beneath the superficial flexor muscles, L M K, and the pronator teres,
I, and first emerges from under cover of these at the point O, from
which point to S, Plate 16, the artery may be felt, in the living body,
obscurely beating as the ulnar pulse. On the inner border of the ulnar
artery, and in close connexion with it, the ulnar nerve may be seen
looped round by small branches of the vessel.
The radial and ulnar arteries may be exposed and ligatured in any part
of their course; but of the two, the radial vessel can be reached with
greater facility, owing to its comparatively superficial situation. The
inner border of the supinator muscle, G, Plate 16, is the guide to the
radial artery; and the outer margin of the flexor carpi ulnaris muscle,
K, Plate 16, indicates the locality of the ulnar artery. Both arteries,
I, K, Plate 15, at the wrist, lie beneath the fascia. If either of these
vessels require a ligature in this region of the arm, the operation may
be performed with little trouble, as a simple incision over the track of
the vessels, through the skin and the fascia, will readily expose each.
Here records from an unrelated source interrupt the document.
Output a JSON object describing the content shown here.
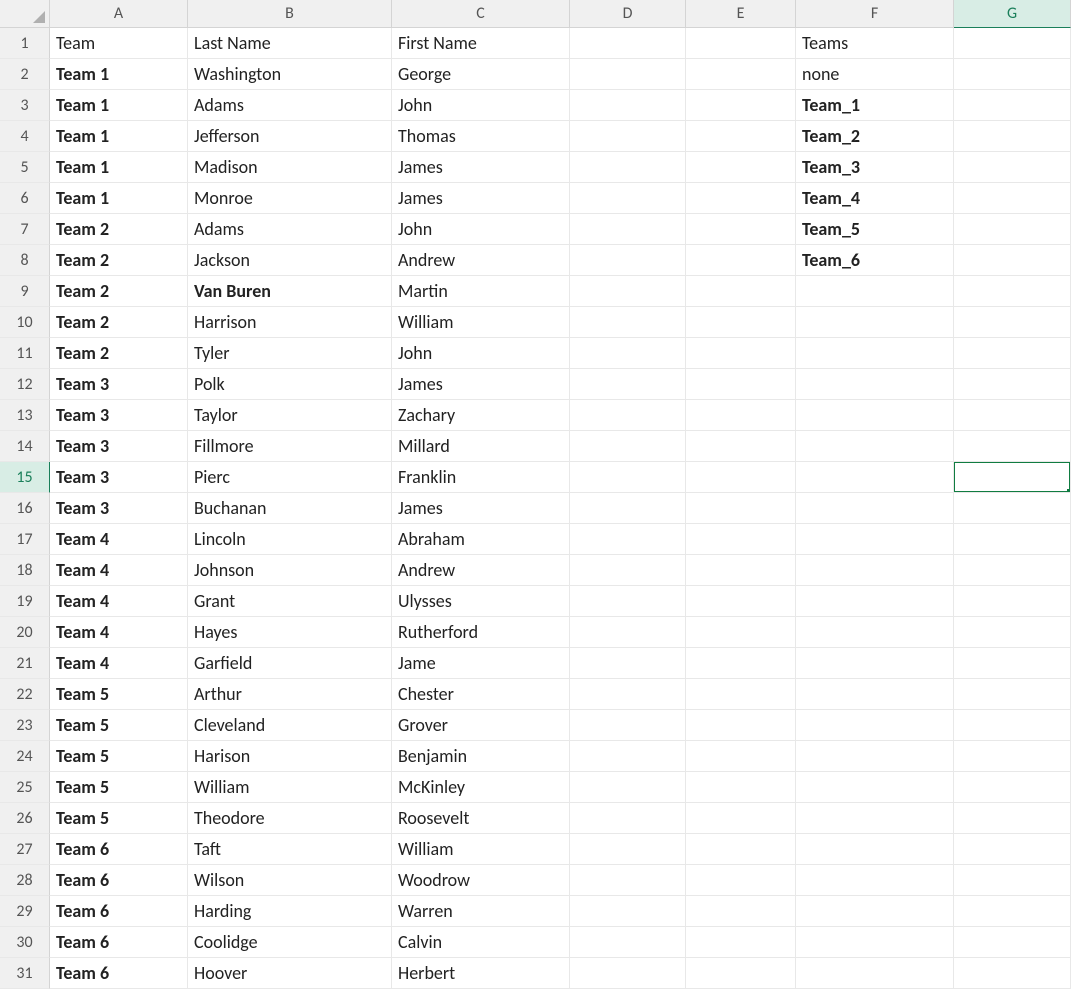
{
  "columns": [
    "A",
    "B",
    "C",
    "D",
    "E",
    "F",
    "G"
  ],
  "activeColumn": "G",
  "activeRow": 15,
  "rows": [
    {
      "r": 1,
      "a": "Team",
      "aBold": false,
      "b": "Last Name",
      "bBold": false,
      "c": "First Name",
      "f": "Teams",
      "fBold": false
    },
    {
      "r": 2,
      "a": "Team 1",
      "aBold": true,
      "b": "Washington",
      "c": "George",
      "f": "none",
      "fBold": false
    },
    {
      "r": 3,
      "a": "Team 1",
      "aBold": true,
      "b": "Adams",
      "c": "John",
      "f": "Team_1",
      "fBold": true
    },
    {
      "r": 4,
      "a": "Team 1",
      "aBold": true,
      "b": "Jefferson",
      "c": "Thomas",
      "f": "Team_2",
      "fBold": true
    },
    {
      "r": 5,
      "a": "Team 1",
      "aBold": true,
      "b": "Madison",
      "c": "James",
      "f": "Team_3",
      "fBold": true
    },
    {
      "r": 6,
      "a": "Team 1",
      "aBold": true,
      "b": "Monroe",
      "c": "James",
      "f": "Team_4",
      "fBold": true
    },
    {
      "r": 7,
      "a": "Team 2",
      "aBold": true,
      "b": "Adams",
      "c": "John",
      "f": "Team_5",
      "fBold": true
    },
    {
      "r": 8,
      "a": "Team 2",
      "aBold": true,
      "b": "Jackson",
      "c": "Andrew",
      "f": "Team_6",
      "fBold": true
    },
    {
      "r": 9,
      "a": "Team 2",
      "aBold": true,
      "b": "Van Buren",
      "bBold": true,
      "c": "Martin",
      "f": ""
    },
    {
      "r": 10,
      "a": "Team 2",
      "aBold": true,
      "b": "Harrison",
      "c": "William",
      "f": ""
    },
    {
      "r": 11,
      "a": "Team 2",
      "aBold": true,
      "b": "Tyler",
      "c": "John",
      "f": ""
    },
    {
      "r": 12,
      "a": "Team 3",
      "aBold": true,
      "b": "Polk",
      "c": "James",
      "f": ""
    },
    {
      "r": 13,
      "a": "Team 3",
      "aBold": true,
      "b": "Taylor",
      "c": "Zachary",
      "f": ""
    },
    {
      "r": 14,
      "a": "Team 3",
      "aBold": true,
      "b": "Fillmore",
      "c": "Millard",
      "f": ""
    },
    {
      "r": 15,
      "a": "Team 3",
      "aBold": true,
      "b": "Pierc",
      "c": "Franklin",
      "f": ""
    },
    {
      "r": 16,
      "a": "Team 3",
      "aBold": true,
      "b": "Buchanan",
      "c": "James",
      "f": ""
    },
    {
      "r": 17,
      "a": "Team 4",
      "aBold": true,
      "b": "Lincoln",
      "c": "Abraham",
      "f": ""
    },
    {
      "r": 18,
      "a": "Team 4",
      "aBold": true,
      "b": "Johnson",
      "c": "Andrew",
      "f": ""
    },
    {
      "r": 19,
      "a": "Team 4",
      "aBold": true,
      "b": "Grant",
      "c": "Ulysses",
      "f": ""
    },
    {
      "r": 20,
      "a": "Team 4",
      "aBold": true,
      "b": "Hayes",
      "c": "Rutherford",
      "f": ""
    },
    {
      "r": 21,
      "a": "Team 4",
      "aBold": true,
      "b": "Garfield",
      "c": "Jame",
      "f": ""
    },
    {
      "r": 22,
      "a": "Team 5",
      "aBold": true,
      "b": "Arthur",
      "c": "Chester",
      "f": ""
    },
    {
      "r": 23,
      "a": "Team 5",
      "aBold": true,
      "b": "Cleveland",
      "c": "Grover",
      "f": ""
    },
    {
      "r": 24,
      "a": "Team 5",
      "aBold": true,
      "b": "Harison",
      "c": "Benjamin",
      "f": ""
    },
    {
      "r": 25,
      "a": "Team 5",
      "aBold": true,
      "b": "William",
      "c": "McKinley",
      "f": ""
    },
    {
      "r": 26,
      "a": "Team 5",
      "aBold": true,
      "b": "Theodore",
      "c": "Roosevelt",
      "f": ""
    },
    {
      "r": 27,
      "a": "Team 6",
      "aBold": true,
      "b": "Taft",
      "c": "William",
      "f": ""
    },
    {
      "r": 28,
      "a": "Team 6",
      "aBold": true,
      "b": "Wilson",
      "c": "Woodrow",
      "f": ""
    },
    {
      "r": 29,
      "a": "Team 6",
      "aBold": true,
      "b": "Harding",
      "c": "Warren",
      "f": ""
    },
    {
      "r": 30,
      "a": "Team 6",
      "aBold": true,
      "b": "Coolidge",
      "c": "Calvin",
      "f": ""
    },
    {
      "r": 31,
      "a": "Team 6",
      "aBold": true,
      "b": "Hoover",
      "c": "Herbert",
      "f": ""
    }
  ],
  "selectedCell": "G15"
}
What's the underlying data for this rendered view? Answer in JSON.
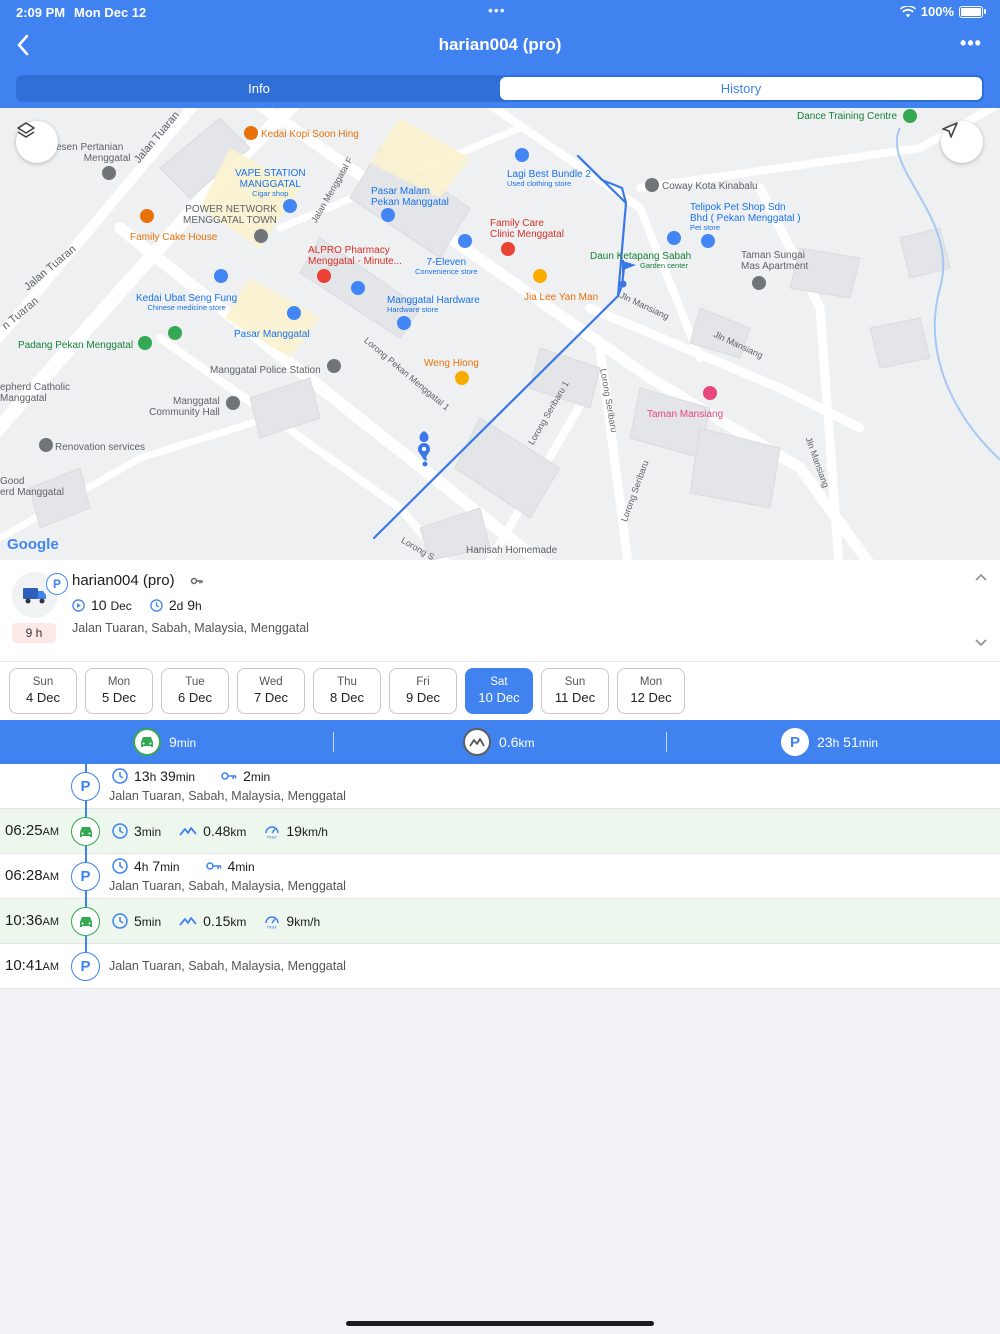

Whenever circumstances may call for placing a ligature on the ulnar
artery, as it lies between the superficial and deep flexor muscles, in
the region of I L M, Plate 16, the course of the vessel may be indicated
by a line drawn from a central point of the forearm, an inch or so below
the level of the inner condyle--viz., the point F, and carried to the
pisiform bone, T. The line of incision will divide obliquely the
superficial flexors; and, on a full exposure of the vessel in this
situation, the median nerve will be seen to cross the artery at an acute
angle, in order to gain the mid-place in the wrist at Q. The ulnar
nerve, d, Plate 16, passing behind the inner condyle, e, does not come
into connexion with the ulnar artery until both arrive at the place O.
It will, however, be considered an awkward proceeding to subject to
transverse section so large a mass of muscles as the superficial flexors
of the forearm, when the vessel may be more readily reached elsewhere,
and perhaps with equal advantage as to the locality of the ligature.
When either the radial or ulnar arteries happen to be completely divided
in a wound, both ends of the vessel will bleed alike, in consequence of
the free anastomosis of both arteries in the hand.
DESCRIPTION OF PLATES 15 & 16.
A. Fascia covering the biceps muscle.
B. Basilic vein, with the internal cutaneous nerve.
C. Brachial artery, with the venae comites.
D. Cephalic vein, with the external cutaneous nerve; d, the median nerve.
E. A communicating vein, joining the venae comites.
F. Median basilic vein.
G. Lymphatic gland.
H. Radial artery at its middle.
I. Radial artery of the pulse.
K. Ulnar artery, with ulnar nerve.
L. Palmaris brevis muscle.
A. Biceps muscle.
B. Basilic vein, cut.
C. Brachial artery.
D. Median nerve; d, the ulnar nerve.
E. Brachialis anticus muscle; e, the internal condyle.
F. Origin of radial artery.
G. Supinator radii longus muscle.
H. Aponeurosis of the tendon of the biceps muscle.
I. Pronator teres muscle.
K. Flexor carpi ulnaris muscle.
L. Flexor carpi radialis muscle.
M. Palmaris longus muscle.
N. Radial artery, at its middle, with the radial nerve on its outer side.
O. Flexor digitorum sublimis.
P. Flexor pollicis longus.
Q. Median nerve.
R. Lower end of radial artery.
S. Lower end of ulnar artery, in company with the ulnar nerve.
T. Pisiform bone.
U. Extensor metacarpi pollicis.
Next: The Surgical Dissection Of The Wrist And Hand
Previous: The Surgical Form Of The Male And Female Axillae Compared